Recently I was tasked with prsenting data for future climates to a diverse user base (public, professional, and scientific). It took a lot of time to understand how best to summarise complex outputs of global climate models, and how to display this information in an easy to understand format to end users of our software.
I found some great visualisations of climate ensemble statistics at the Climate Service Centre Germany, and thought these would look good in our climate data interface to highlight the differences between emissions scenarios.
Isle of Man: Projected Mean July Temperatures
On the left panel of this figure, the light grey area represents the likely range of mean July air temperature (10m above ground). The darker grey area represents the very likely range of future temperatures. The coloured lines indicate the ensemble medians for the various emissions scenarios (RCP2.6, 4.5, 6.0 and 8.5).
The right panel is designed to highlight how the ensemble medians differ through time. In the near future, the predicted values are very similar, but as time progresses the high emissions scenario develops a larger range and median temperature.

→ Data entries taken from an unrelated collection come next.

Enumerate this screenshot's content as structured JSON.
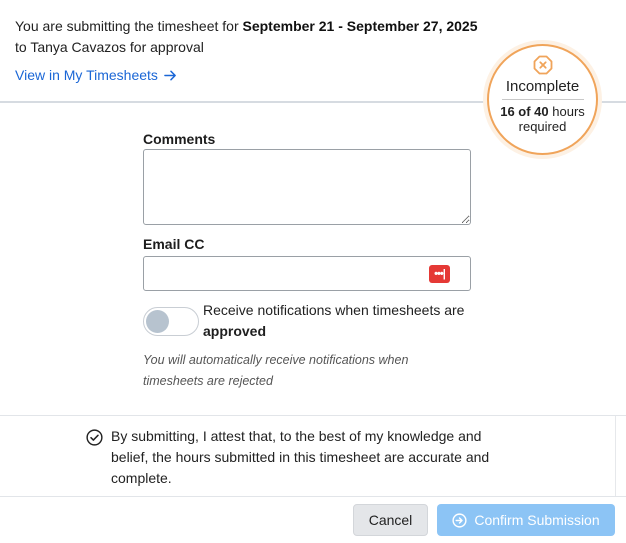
{
  "header": {
    "intro_prefix": "You are submitting the timesheet for ",
    "date_range": "September 21 - September 27, 2025",
    "intro_suffix": "to Tanya Cavazos for approval",
    "view_link": "View in My Timesheets"
  },
  "badge": {
    "status": "Incomplete",
    "hours_bold": "16 of 40",
    "hours_rest": " hours",
    "required": "required",
    "accent_color": "#f0a45a"
  },
  "form": {
    "comments_label": "Comments",
    "comments_value": "",
    "email_cc_label": "Email CC",
    "email_cc_value": "",
    "password_manager_icon": "password-manager-icon",
    "toggle_text_prefix": "Receive notifications when timesheets are ",
    "toggle_text_bold": "approved",
    "toggle_on": false,
    "note": "You will automatically receive notifications when timesheets are rejected"
  },
  "attest": {
    "text": "By submitting, I attest that, to the best of my knowledge and belief, the hours submitted in this timesheet are accurate and complete."
  },
  "footer": {
    "cancel_label": "Cancel",
    "confirm_label": "Confirm Submission",
    "confirm_color": "#8cc4f5"
  }
}
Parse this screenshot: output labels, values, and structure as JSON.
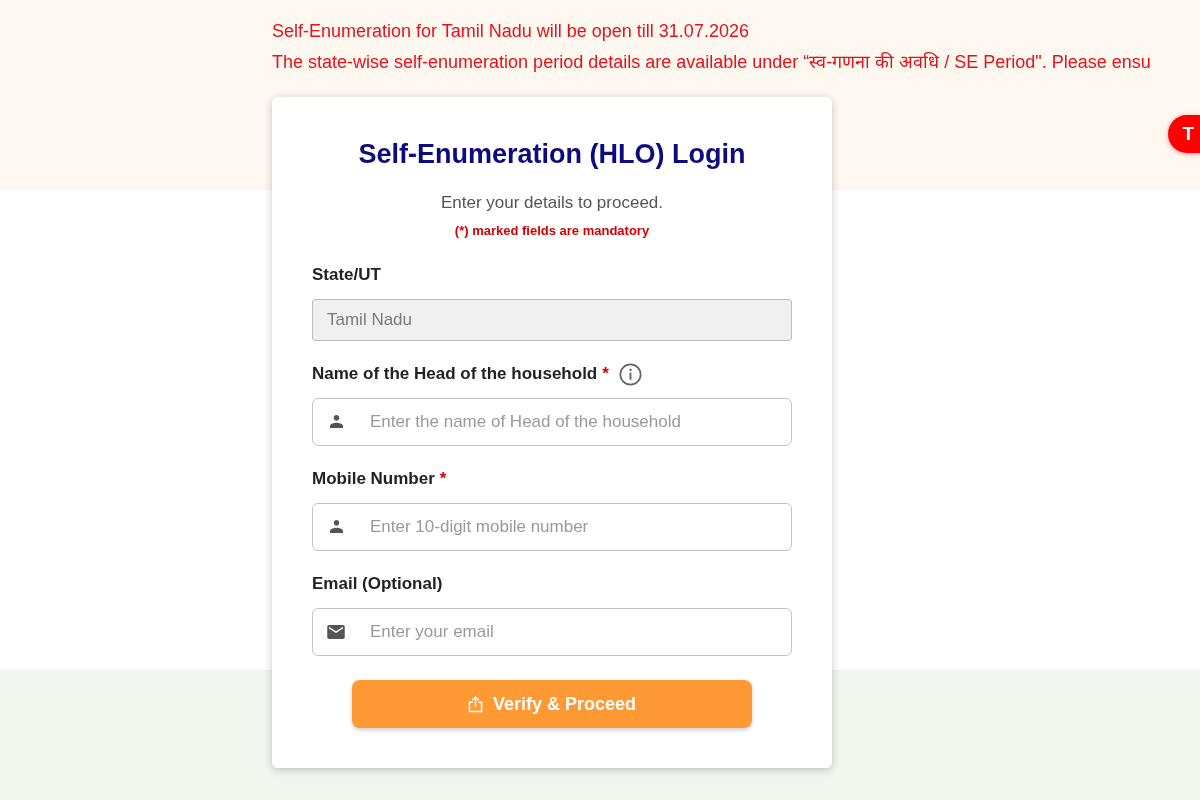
{
  "notices": [
    {
      "text": "Self-Enumeration for Tamil Nadu will be open till 31.07.2026"
    },
    {
      "text": "The state-wise self-enumeration period details are available under “स्व-गणना की अवधि / SE Period\". Please ensu"
    }
  ],
  "side_button": {
    "label": "T"
  },
  "login": {
    "title": "Self-Enumeration (HLO) Login",
    "subtitle": "Enter your details to proceed.",
    "note": "(*) marked fields are mandatory",
    "fields": [
      {
        "kind": "fixed",
        "label": "State/UT",
        "value": "Tamil Nadu",
        "disabled": true,
        "info": false
      },
      {
        "kind": "text",
        "label": "Name of the Head of the household",
        "required_mark": "*",
        "info": true,
        "placeholder": "Enter the name of Head of the household",
        "disabled": false
      },
      {
        "kind": "text",
        "label": "Mobile Number",
        "required_mark": "*",
        "info": false,
        "placeholder": "Enter 10-digit mobile number",
        "disabled": false
      },
      {
        "kind": "email",
        "label": "Email (Optional)",
        "info": false,
        "placeholder": "Enter your email",
        "disabled": false
      }
    ],
    "button": {
      "label": "Verify & Proceed"
    }
  }
}
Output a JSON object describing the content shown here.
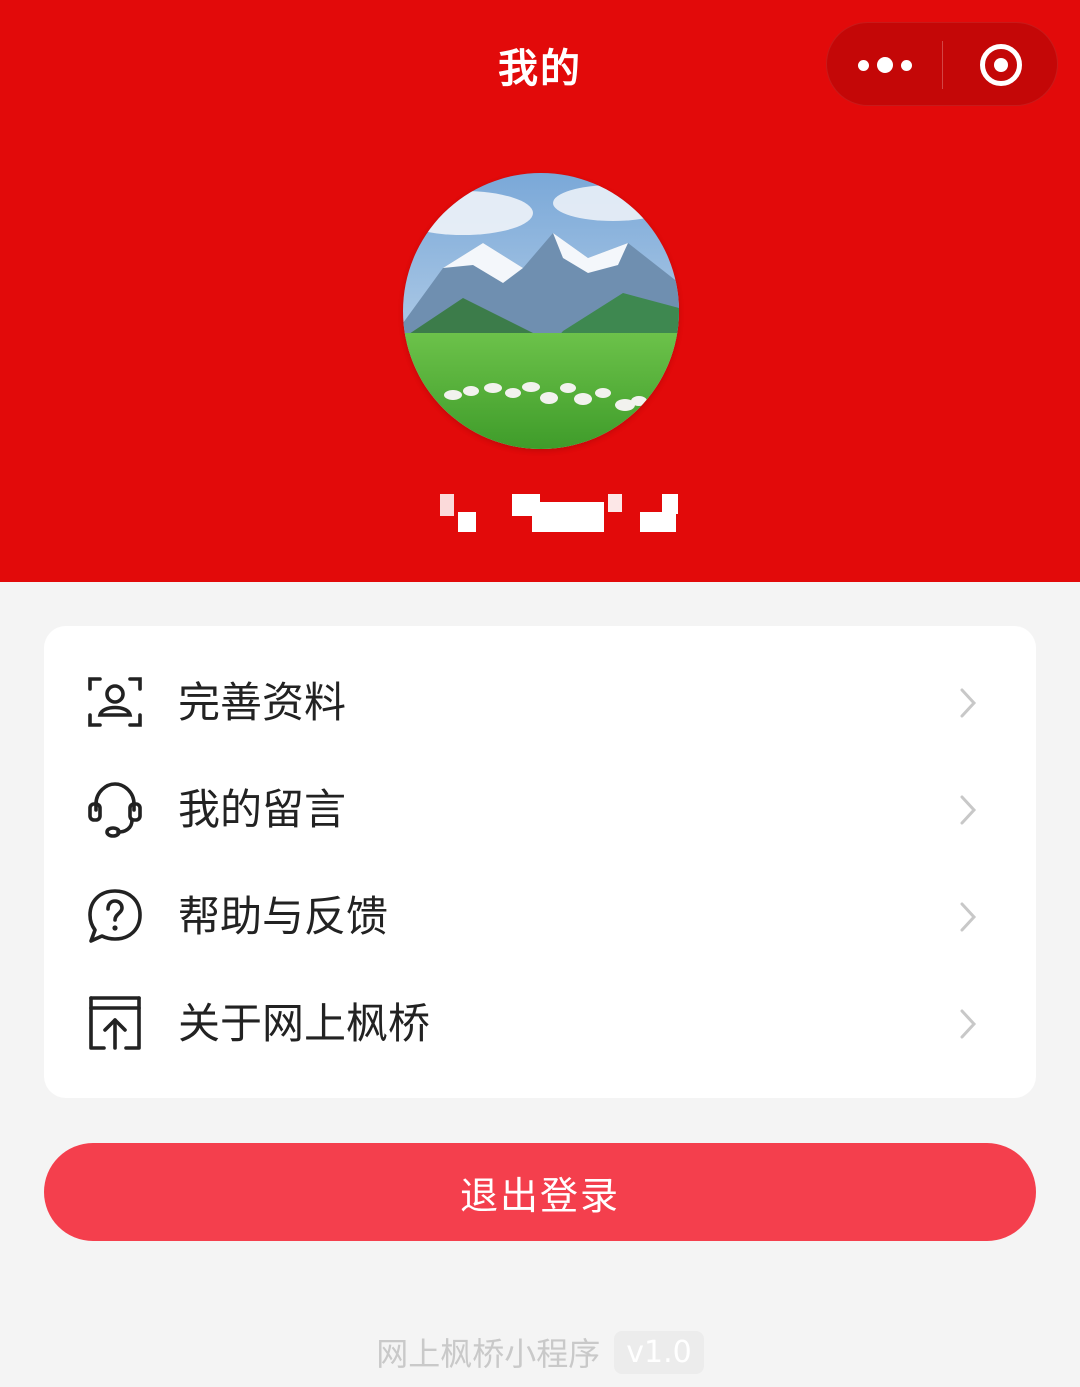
{
  "nav": {
    "title": "我的",
    "more_icon": "more-dots-icon",
    "close_icon": "target-circle-icon"
  },
  "profile": {
    "avatar_icon": "landscape-avatar-image",
    "username": ""
  },
  "menu": {
    "items": [
      {
        "label": "完善资料",
        "icon": "user-scan-icon"
      },
      {
        "label": "我的留言",
        "icon": "headset-icon"
      },
      {
        "label": "帮助与反馈",
        "icon": "help-bubble-icon"
      },
      {
        "label": "关于网上枫桥",
        "icon": "upload-box-icon"
      }
    ]
  },
  "logout": {
    "label": "退出登录"
  },
  "footer": {
    "name": "网上枫桥小程序",
    "version": "v1.0"
  },
  "colors": {
    "header": "#e20a0a",
    "logout": "#f43f4d",
    "background": "#f4f4f4"
  }
}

While I was working at Microsoft, I developed an Azure-powered system that collected the latest climate model outputs, created summary statistics and presented these in FetchClimate. This data was pulled from the datasets that I produced.
Check out the source code for this graph at my GitHub repo.